The decision of the Delhi High Court in the case of Sajjan Kumar makes for interesting reading. In 2013, a trial court acquitted Kumar, a Congress leader, while convicting five others for killing Sikhs in the anti-Sikh violence that followed the assassination of Indira Gandhi in 1984. Upon appeal, the High Court found Kumar guilty of instigating a mob and participating in the killing of five members of a Sikh family. He was sentenced to a life term. Among the court’s conclusions was that the Delhi Police had failed abjectly in investigating the 1984 violence. There was a failure to register separate First Information Reports in respect to the five deaths, and circumstances showed that the Delhi Police had connived in brutal murders. Another conclusion was that this was “an extraordinary case where it was going to be impossible to proceed against A-1 [Sajjan Kumar] in the normal scheme of things because there appeared to be ongoing large-scale efforts to suppress the cases against him by not even recording or registering them.”
Closely related questions have also come up in other cases.

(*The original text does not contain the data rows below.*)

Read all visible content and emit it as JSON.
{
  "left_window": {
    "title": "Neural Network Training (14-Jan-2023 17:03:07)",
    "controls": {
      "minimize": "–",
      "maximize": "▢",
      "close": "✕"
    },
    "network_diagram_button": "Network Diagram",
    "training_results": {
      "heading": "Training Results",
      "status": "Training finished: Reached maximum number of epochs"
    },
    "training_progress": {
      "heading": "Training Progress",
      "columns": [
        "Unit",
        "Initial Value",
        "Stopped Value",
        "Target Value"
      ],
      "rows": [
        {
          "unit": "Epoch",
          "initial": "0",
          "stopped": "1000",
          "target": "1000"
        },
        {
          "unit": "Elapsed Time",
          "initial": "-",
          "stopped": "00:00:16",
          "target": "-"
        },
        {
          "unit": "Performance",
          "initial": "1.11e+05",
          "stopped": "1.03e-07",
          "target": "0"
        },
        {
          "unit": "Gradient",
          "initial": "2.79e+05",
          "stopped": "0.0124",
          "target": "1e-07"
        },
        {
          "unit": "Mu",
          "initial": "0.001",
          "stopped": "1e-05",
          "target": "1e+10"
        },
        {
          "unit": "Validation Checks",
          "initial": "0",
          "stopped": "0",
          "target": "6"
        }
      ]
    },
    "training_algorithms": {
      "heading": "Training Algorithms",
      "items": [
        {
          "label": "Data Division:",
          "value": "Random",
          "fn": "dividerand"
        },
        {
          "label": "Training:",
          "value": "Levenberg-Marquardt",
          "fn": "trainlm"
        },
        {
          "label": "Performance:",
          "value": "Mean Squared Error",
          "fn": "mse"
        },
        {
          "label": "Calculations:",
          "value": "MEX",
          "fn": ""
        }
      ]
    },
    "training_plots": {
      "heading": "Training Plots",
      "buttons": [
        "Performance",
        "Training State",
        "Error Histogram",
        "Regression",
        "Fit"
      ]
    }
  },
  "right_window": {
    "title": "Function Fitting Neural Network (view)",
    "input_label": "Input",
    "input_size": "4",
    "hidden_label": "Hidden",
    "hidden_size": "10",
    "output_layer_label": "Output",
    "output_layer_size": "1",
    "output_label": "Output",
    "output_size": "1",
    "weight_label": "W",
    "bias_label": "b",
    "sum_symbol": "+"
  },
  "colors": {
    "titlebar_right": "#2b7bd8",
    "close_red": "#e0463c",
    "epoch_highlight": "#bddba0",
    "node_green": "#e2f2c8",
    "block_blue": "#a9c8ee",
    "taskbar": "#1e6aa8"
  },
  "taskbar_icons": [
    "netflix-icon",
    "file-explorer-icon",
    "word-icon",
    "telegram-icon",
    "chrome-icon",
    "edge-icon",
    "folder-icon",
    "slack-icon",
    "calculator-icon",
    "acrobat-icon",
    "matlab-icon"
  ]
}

Because of an absence of professionalism in investigating officers, in two recent instances the Supreme Court has appointed committees to ascertain the sequence of events leading to particular situations. In the case of an alleged fake encounter that resulted in the death of persons accused of having raped and murdered a young professional in Hyderabad, the Supreme Court appointed a committee headed by one of its retired judges. In the case of the alleged fake encounter that resulted in the death of the gangster Vikas Dubey in Uttar Pradesh, the Supreme Court again appointed a committee headed by a former judge of its bench. This appears to demonstrate a lack of faith in the investigating agencies, and raises questions over their ability to arrive at impartial conclusions.
So whom does one trust for a just, fair and impartial investigation? Can one have faith in either the local police or agencies such as the Central Bureau of Investigation, once described by the Supreme Court as a “caged parrot”?
Two more recent events are also worth recalling. In one instance, this January, the central government transferred the investigation of the 2018 violence at Bhima Koregaon from the Maharashtra police to the National Investigation Agency—apparently without the consent of the state government, and obviously, therefore, without the consent of the state police. Numerous civil-rights activists critical of the government have been arrested on accusations of orchestrating the violence. In another, just days ago, the Supreme Court transferred the investigation into the death of Sushant Singh Rajput, who is alleged to have taken his own life, from the Maharashtra police to the CBI, following accusations that the local police have not investigated the incident in an appropriate manner. The case does not appear to be as complex as it has been made out to be, especially in the frenzied media coverage of Rajput’s death, but is it that even the central government does not have faith in the impartiality of investigations conducted by state police?